Records from a dataset
◇ ◇ ◇ ◇ ◇ ◇ ◇

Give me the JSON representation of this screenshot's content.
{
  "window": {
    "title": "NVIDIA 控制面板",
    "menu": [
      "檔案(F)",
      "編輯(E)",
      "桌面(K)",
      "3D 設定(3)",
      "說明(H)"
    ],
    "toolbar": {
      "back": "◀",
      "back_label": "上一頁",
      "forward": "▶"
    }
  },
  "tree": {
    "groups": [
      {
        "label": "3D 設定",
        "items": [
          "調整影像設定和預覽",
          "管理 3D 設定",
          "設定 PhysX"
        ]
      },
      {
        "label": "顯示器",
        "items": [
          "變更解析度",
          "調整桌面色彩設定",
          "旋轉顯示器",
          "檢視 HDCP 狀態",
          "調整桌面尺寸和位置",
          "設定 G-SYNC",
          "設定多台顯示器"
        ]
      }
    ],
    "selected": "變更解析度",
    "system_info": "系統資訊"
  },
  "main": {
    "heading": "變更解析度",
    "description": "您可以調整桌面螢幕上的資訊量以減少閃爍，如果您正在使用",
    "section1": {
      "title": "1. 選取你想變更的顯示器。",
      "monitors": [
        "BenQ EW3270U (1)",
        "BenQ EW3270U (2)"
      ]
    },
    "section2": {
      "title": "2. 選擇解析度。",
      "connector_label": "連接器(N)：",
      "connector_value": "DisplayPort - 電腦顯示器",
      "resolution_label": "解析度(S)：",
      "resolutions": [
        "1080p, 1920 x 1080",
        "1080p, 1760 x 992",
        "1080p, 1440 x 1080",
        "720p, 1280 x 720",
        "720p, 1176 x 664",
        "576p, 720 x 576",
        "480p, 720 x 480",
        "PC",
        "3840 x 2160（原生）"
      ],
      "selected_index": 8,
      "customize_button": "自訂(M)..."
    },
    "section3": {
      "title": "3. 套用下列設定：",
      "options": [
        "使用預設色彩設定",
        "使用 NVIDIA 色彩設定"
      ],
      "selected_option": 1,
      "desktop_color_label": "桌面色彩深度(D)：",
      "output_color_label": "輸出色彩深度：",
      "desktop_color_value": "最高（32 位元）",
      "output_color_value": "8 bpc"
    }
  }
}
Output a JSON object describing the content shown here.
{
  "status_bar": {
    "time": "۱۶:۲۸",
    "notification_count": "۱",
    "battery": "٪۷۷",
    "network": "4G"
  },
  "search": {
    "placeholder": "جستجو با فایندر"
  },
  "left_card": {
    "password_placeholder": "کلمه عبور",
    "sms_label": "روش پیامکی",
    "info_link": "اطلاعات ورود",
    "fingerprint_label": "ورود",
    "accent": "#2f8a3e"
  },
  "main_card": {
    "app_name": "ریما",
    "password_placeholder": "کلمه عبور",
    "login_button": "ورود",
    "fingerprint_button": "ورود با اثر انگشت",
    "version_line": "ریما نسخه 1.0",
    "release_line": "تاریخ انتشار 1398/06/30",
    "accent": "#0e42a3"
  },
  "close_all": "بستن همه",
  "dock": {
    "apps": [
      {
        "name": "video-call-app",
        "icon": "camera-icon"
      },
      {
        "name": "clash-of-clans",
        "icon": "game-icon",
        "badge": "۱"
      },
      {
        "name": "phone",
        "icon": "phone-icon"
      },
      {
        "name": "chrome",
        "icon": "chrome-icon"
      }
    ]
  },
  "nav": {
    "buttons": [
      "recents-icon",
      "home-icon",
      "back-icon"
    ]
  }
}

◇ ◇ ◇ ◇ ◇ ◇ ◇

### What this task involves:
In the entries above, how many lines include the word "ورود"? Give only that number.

### Answer section:
4